Once exercise goes for longer than 90 minutes, the evidence is clear that consuming carbohydrates aids performance. This means that for most of your long rides you should be consuming carbs to ensure high quality training sessions. Furthermore, consuming carbs during these sessions also means that you are increasing your ability to tolerate carbs during exercise, which means you can have more carbs on race day (and perform better).
Taking on carbs during training also means that you have practised your event day strategy, meaning that you know what works; what flavours you like, what textures you like, and how much you can handle.
Remember the Golden Rule: Do not try something on race day, that you have not already trialled in training.
Whilst consuming carbs during exercise can improve performance, if you have not practised during training, consuming carbs for the first time on event day can result in all sorts of tummy troubles. Best to start now and reduce the chance of your fastest split being during your sprint to the portaloo.
Step 2 – Decide how much will you consume
Optimal carbohydrate consumption is about 80g of carbohydrates per hour. Now this takes some building up to, so it is really important that you start easy, and slowly increase as your training progresses. If you’ve never used carbs before, it might be a matter of having just one gel and seeing how you like it, or using a sports drink that contains carbohydrates.
Step 3 - Pick your poison.
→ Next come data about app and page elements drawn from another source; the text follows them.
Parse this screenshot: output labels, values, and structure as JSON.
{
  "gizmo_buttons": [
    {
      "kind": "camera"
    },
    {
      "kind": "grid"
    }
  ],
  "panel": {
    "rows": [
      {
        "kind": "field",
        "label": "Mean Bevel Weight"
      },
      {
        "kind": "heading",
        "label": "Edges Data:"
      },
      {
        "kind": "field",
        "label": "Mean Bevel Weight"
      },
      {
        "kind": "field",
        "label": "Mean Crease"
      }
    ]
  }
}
Do you prefer gels, bars, lollies, or real food? Do you like carbs in your sports drink? Or just water? You need to have figured this out prior to event day so you know exactly what you are having. There are advantages and disadvantages to each, so you may need to trial a few different options to decide what works for you.
So what does this look like in practise?
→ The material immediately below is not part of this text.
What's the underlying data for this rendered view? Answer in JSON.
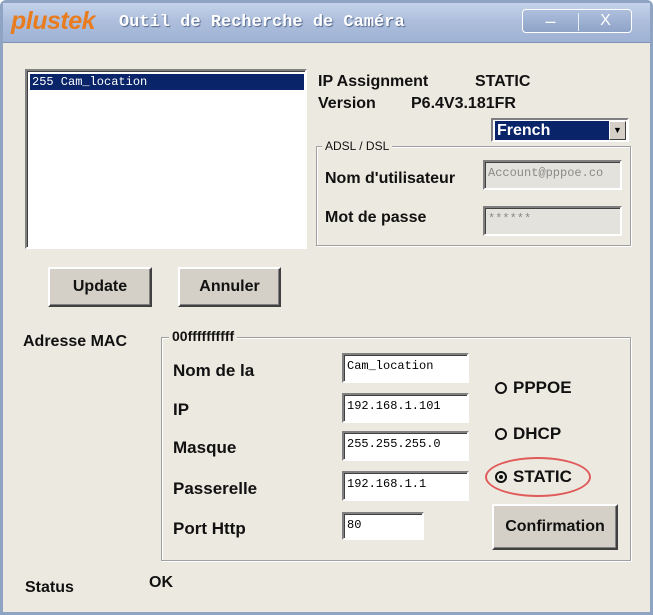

You should take your first hit of carbs after about 20 minutes, and then every 20-30 minutes after that. You will likely tolerate the food better in small, frequent doses, rather than one large amount every hour.
What about Fluid?
Your fluid intake depends on a few factors, so it is difficult to make recommendations for a large group. I recommend a minimum of 600mls per hour during exercise, and more on warmer and humid days, longer training sessions, and if you are naturally a heavy sweater. “Drinking to thirst” is a popular concept at the moment, and you should certainly be paying attention to what your body is telling you, and acting on that, but studies have shown that relying only on your perception of thirst can lead to drinking less than what is optimal.
As you can well imagine, fuelling for exercise is an intricate topic so feel free to check out my affordable personalised nutrition plans.
In the mean time, I hope training is going awesome!